Chef Collin Cormier, 38, of Lafayette, has built a growing restaurant group that includes a variety of restaurants in Lafayette — Central Pizza, Tula Tacos, Pop’s Poboys and Viva La Waffle.
Pop’s Poboys was named in Bon Appetit’s Top 50 Best New Restaurants in 2016.
Cormier answered a few questions about his variety of restaurants and the process he uses to develop their menus and maintain the quality of food and customer experience.
When did you know you wanted to be a chef?
I hadn’t worked in a restaurant before college. I was a political science major but realized pretty quickly I wasn’t headed toward a career I was excited about.
I had always enjoyed cooking as a hobby, but it wasn’t until college that I considered doing it for a living. I sort of jumped into culinary school on a whim and very quickly realized that this was the path I wanted to take professionally.
You worked in the restaurant industry for a while before opening your first restaurant (which was a food truck, I believe), what did jobs in the industry teach you about what to do and what not to do?
After culinary school, I worked at Tsunami for three years. then left for a short stint at a restaurant in the Virgin Islands. After my brief Caribbean sojourn, I returned to Lafayette and worked at the Blue Dog Cafe before ultimately starting the Viva La Waffle truck. I learned a lot from all the stops on my journey.
All these places taught me the ropes of the industry and the importance of showing up on time and ready to roll with whatever the shift might bring. Tsunami taught me to use great ingredients and let them shine with simple preparation.

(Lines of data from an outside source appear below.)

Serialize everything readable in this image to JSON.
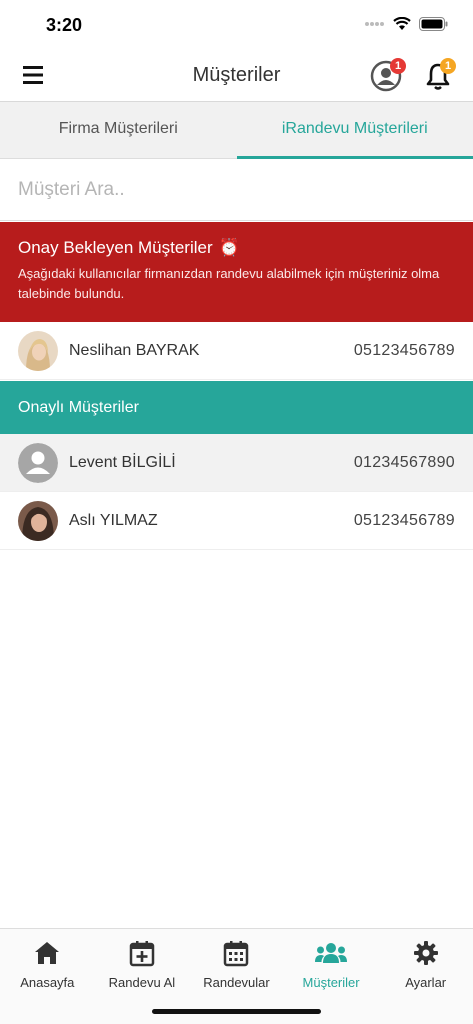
{
  "status": {
    "time": "3:20"
  },
  "header": {
    "title": "Müşteriler",
    "profile_badge": "1",
    "notif_badge": "1"
  },
  "tabs": [
    {
      "label": "Firma Müşterileri",
      "active": false
    },
    {
      "label": "iRandevu Müşterileri",
      "active": true
    }
  ],
  "search": {
    "placeholder": "Müşteri Ara.."
  },
  "pending": {
    "title": "Onay Bekleyen Müşteriler",
    "emoji": "⏰",
    "description": "Aşağıdaki kullanıcılar firmanızdan randevu alabilmek için müşteriniz olma talebinde bulundu.",
    "customers": [
      {
        "name": "Neslihan BAYRAK",
        "phone": "05123456789"
      }
    ]
  },
  "approved": {
    "title": "Onaylı Müşteriler",
    "customers": [
      {
        "name": "Levent BİLGİLİ",
        "phone": "01234567890"
      },
      {
        "name": "Aslı YILMAZ",
        "phone": "05123456789"
      }
    ]
  },
  "bottom_nav": [
    {
      "label": "Anasayfa",
      "icon": "home-icon"
    },
    {
      "label": "Randevu Al",
      "icon": "calendar-plus-icon"
    },
    {
      "label": "Randevular",
      "icon": "calendar-icon"
    },
    {
      "label": "Müşteriler",
      "icon": "users-icon",
      "active": true
    },
    {
      "label": "Ayarlar",
      "icon": "gear-icon"
    }
  ],
  "colors": {
    "accent": "#26a69a",
    "danger": "#b71c1c"
  }
}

I worked in a fine dining restaurant in the Virgin Islands, and it taught me how to be resourceful and think quickly as ingredients were less reliable and more prone to outages. I learned how to pivot quickly.
The Blue Dog taught me a lot about volume and got me back to my Cajun roots.

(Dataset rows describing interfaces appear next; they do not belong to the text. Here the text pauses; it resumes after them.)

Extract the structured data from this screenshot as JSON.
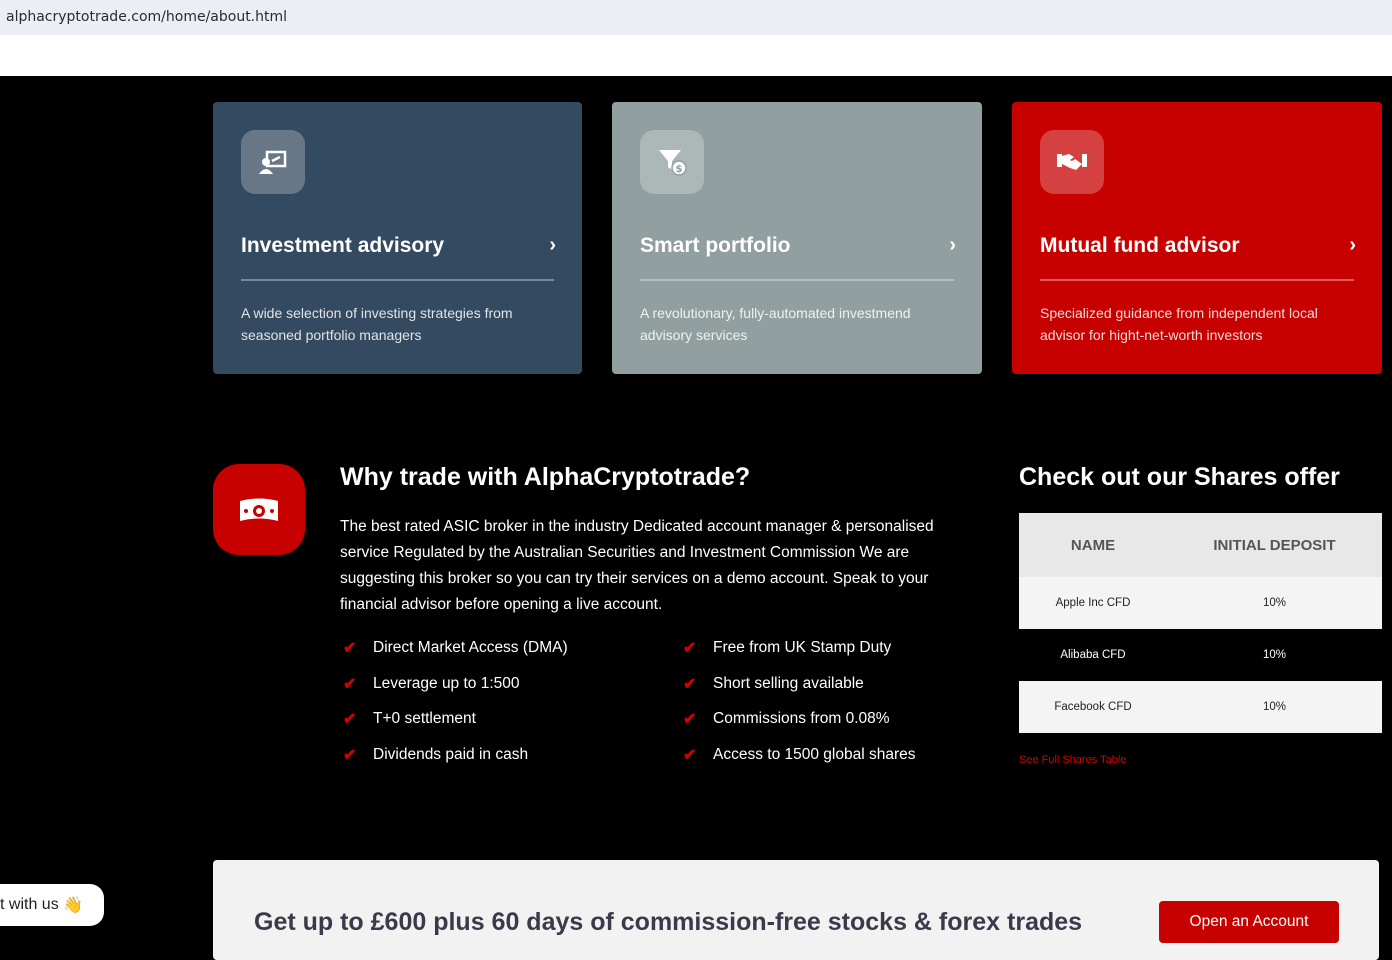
{
  "browser": {
    "url": "alphacryptotrade.com/home/about.html"
  },
  "cards": [
    {
      "title": "Investment advisory",
      "desc": "A wide selection of investing strategies from seasoned portfolio managers",
      "bg": "#344a60"
    },
    {
      "title": "Smart portfolio",
      "desc": "A revolutionary, fully-automated investmend advisory services",
      "bg": "#919fa0"
    },
    {
      "title": "Mutual fund advisor",
      "desc": "Specialized guidance from independent local advisor for hight-net-worth investors",
      "bg": "#c70000"
    }
  ],
  "why": {
    "title": "Why trade with AlphaCryptotrade?",
    "text": "The best rated ASIC broker in the industry Dedicated account manager & personalised service Regulated by the Australian Securities and Investment Commission We are suggesting this broker so you can try their services on a demo account. Speak to your financial advisor before opening a live account.",
    "features_left": [
      "Direct Market Access (DMA)",
      "Leverage up to 1:500",
      "T+0 settlement",
      "Dividends paid in cash"
    ],
    "features_right": [
      "Free from UK Stamp Duty",
      "Short selling available",
      "Commissions from 0.08%",
      "Access to 1500 global shares"
    ]
  },
  "shares": {
    "title": "Check out our Shares offer",
    "headers": [
      "NAME",
      "INITIAL DEPOSIT"
    ],
    "rows": [
      [
        "Apple Inc CFD",
        "10%"
      ],
      [
        "Alibaba CFD",
        "10%"
      ],
      [
        "Facebook CFD",
        "10%"
      ]
    ],
    "link": "See Full Shares Table"
  },
  "promo": {
    "text": "Get up to £600 plus 60 days of commission-free stocks & forex trades",
    "button": "Open an Account"
  },
  "chat": {
    "label": "t with us",
    "emoji": "👋"
  },
  "colors": {
    "accent": "#c70000",
    "background": "#000000"
  }
}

What value do you believe working in a restaurant is for everyone?
People always say that everyone should be required to work at least a few shifts in the service industry — and I couldn’t agree more.
People who have been through the madness of a successful busy restaurant shift all know what great feeling that can be, and it only happens if everyone is on their game and working together to make it all happen.
Tell us about your process in creating a specific dish — and then creating a menu for a restaurant.
There are no specific ways that I use to come up with dishes. Sometimes they are long dormant ideas that were just waiting for the right concept or menu. Sometimes, they are instantaneous and seemingly come from out of nowhere.
I’ve even had ideas come to me in a dream — and those have been hits and misses! Restaurant menus for me always start out as a big vision board of sorts and then we edit and eliminate until we have a cohesive menu.
What’s been the biggest lesson you’ve learned in your time in the restaurant business?
Always deferring to what’s simpler is the most important lesson I’m still trying to learn — 98 out of 100 times, the simpler option is the better option.
Do you have a favorite dish you’ve created?
My favorite menu items always seem to be the ones that don’t sell well enough to keep on menus. The caramelized onion dip and muffuletta pizza from Central come to mind.
Do you have a tip (or two) for home cooks?
The one thing that stuck with me from culinary school is to add flavor at every possible opportunity. Season at each step, and take your time to coax every bit of flavor out of every step of the process.
Just that can take an ordinary dish and make it something special.
Will you ever venture into fine dining?
I would be very surprised if I end up in the fine dining world. People are a lot better at that part of things than I am — I’ll let them have it.
Do you have any other restaurant concepts brewing?
My wife always says I have three or four ideas in my head at any given moment. It takes a confluence of events for a restaurant to happen — some happen quickly and some never happen.
Do you have plans to extend your restaurants outside of Lafayette?
If I ever branch out, it will be to take one of the concepts I already have and build it somewhere else. We’ve thought about doing Pop’s Poboys in Baton Rouge or Houston. Who knows?